_Assignment:_
Look through the records below and collect all lines that hold the string "structured".

Data records:
════════════════

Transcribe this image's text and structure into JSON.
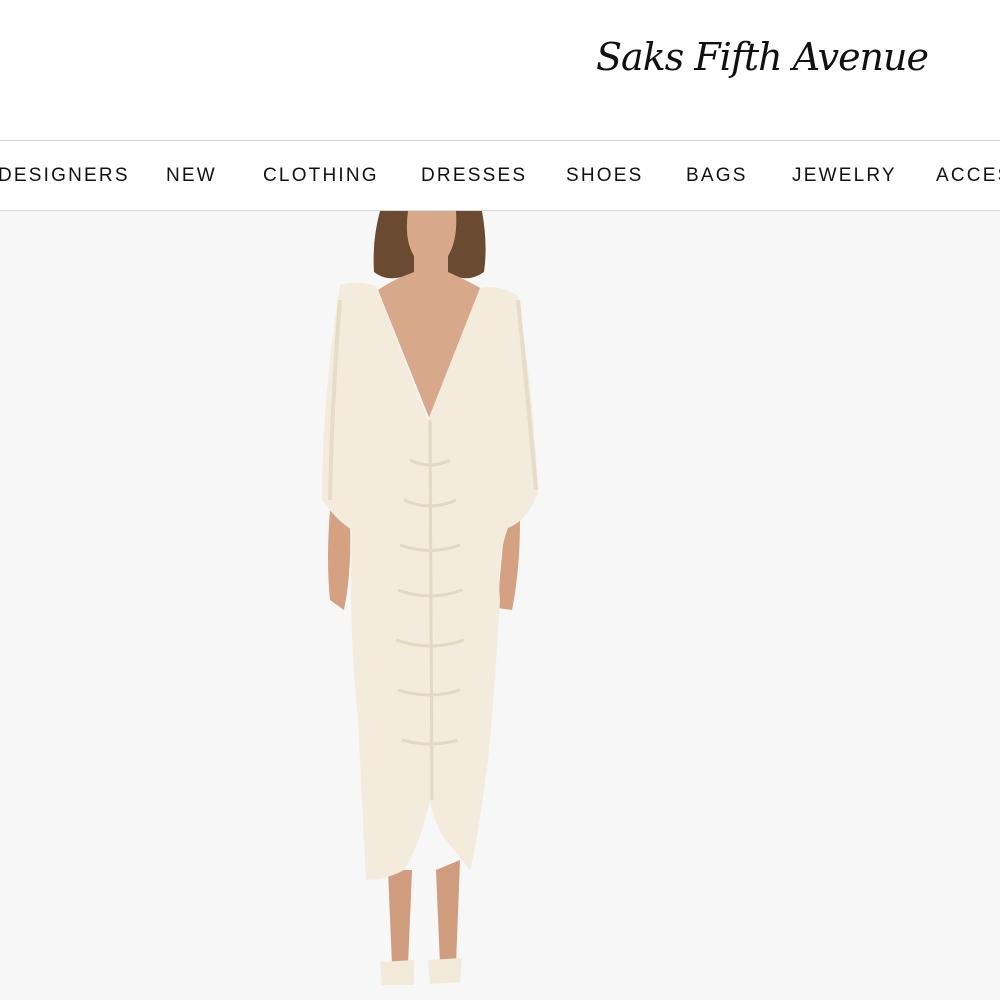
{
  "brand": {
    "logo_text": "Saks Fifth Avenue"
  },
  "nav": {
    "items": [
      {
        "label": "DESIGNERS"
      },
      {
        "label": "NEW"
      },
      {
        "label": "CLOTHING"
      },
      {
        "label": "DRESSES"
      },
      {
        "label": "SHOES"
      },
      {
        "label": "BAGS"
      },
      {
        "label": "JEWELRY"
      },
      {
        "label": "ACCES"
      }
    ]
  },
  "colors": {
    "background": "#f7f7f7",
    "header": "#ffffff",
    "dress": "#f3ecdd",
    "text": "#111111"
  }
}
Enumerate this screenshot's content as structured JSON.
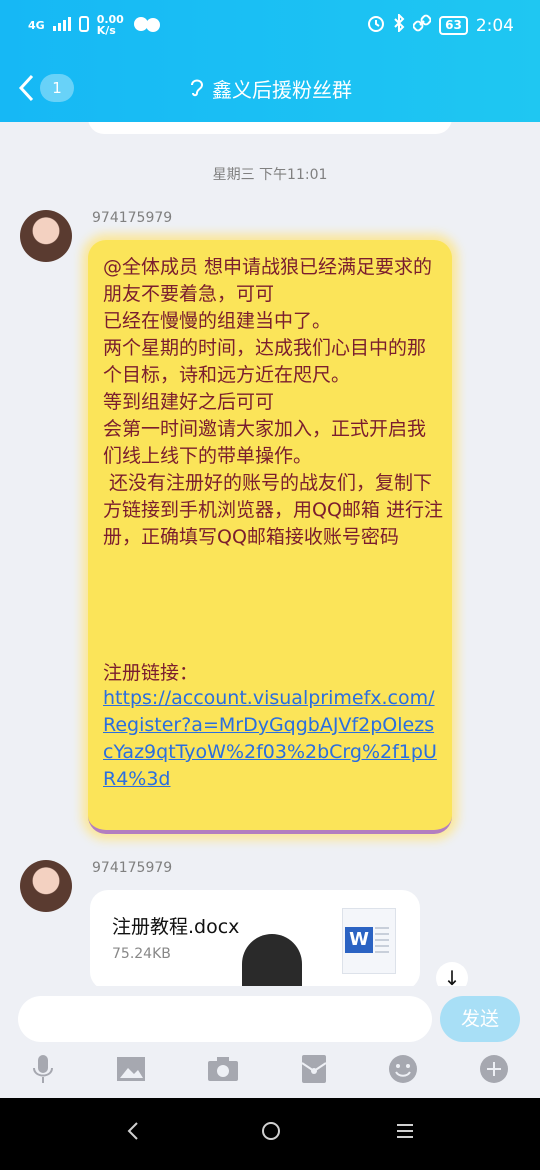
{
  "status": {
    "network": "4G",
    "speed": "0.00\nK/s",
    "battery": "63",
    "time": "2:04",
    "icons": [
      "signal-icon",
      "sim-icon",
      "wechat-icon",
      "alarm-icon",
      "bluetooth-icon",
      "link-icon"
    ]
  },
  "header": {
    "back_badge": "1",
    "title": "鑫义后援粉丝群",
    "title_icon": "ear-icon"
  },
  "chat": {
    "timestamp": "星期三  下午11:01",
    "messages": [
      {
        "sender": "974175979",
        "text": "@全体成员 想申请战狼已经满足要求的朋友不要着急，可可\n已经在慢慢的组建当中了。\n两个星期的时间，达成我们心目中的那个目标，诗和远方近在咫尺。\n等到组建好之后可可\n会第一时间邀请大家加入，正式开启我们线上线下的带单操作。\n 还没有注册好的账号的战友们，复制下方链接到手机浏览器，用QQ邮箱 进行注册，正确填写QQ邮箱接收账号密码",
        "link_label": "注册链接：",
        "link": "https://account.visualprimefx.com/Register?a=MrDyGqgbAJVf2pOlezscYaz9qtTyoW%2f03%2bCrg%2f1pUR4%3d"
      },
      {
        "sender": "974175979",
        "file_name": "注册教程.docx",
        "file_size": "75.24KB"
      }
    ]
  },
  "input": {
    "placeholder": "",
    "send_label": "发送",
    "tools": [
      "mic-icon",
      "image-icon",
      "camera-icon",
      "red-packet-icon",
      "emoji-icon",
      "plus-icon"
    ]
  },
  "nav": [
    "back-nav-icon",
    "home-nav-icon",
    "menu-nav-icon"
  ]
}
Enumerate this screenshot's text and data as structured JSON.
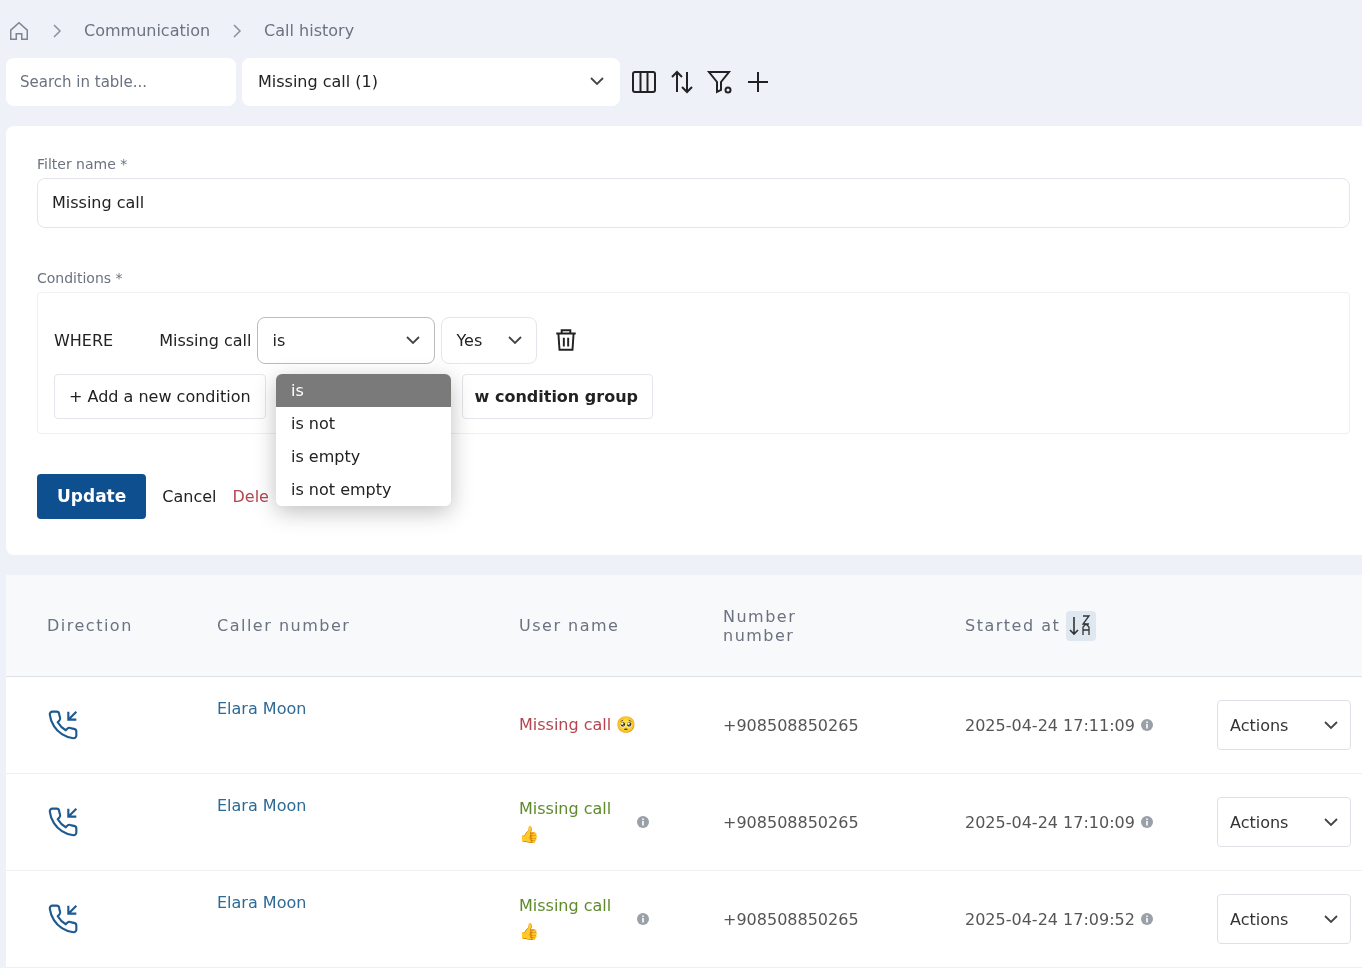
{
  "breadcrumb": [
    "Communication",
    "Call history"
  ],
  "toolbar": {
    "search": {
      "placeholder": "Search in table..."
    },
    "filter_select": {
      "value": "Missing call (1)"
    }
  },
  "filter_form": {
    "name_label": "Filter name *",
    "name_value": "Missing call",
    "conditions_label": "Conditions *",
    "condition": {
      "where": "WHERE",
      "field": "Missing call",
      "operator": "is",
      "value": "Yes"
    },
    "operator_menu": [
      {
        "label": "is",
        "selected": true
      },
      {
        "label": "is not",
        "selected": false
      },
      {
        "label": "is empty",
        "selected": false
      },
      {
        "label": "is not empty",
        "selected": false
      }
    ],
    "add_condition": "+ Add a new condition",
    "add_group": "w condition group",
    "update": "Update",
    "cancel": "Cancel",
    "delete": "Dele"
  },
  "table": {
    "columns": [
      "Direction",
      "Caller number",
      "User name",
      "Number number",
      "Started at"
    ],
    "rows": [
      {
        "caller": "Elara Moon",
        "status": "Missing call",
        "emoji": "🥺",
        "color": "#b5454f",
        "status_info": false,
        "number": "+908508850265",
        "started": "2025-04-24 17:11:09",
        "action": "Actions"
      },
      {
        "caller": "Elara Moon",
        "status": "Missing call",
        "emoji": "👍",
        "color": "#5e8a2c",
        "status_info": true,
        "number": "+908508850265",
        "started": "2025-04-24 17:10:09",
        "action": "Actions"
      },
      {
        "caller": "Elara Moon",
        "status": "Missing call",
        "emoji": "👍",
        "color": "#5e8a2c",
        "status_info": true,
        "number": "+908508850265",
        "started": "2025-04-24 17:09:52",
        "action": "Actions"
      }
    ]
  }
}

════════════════

_Answer section:_
Enumerate this screenshot's content as structured JSON.
Enumerate this screenshot's text and data as structured JSON.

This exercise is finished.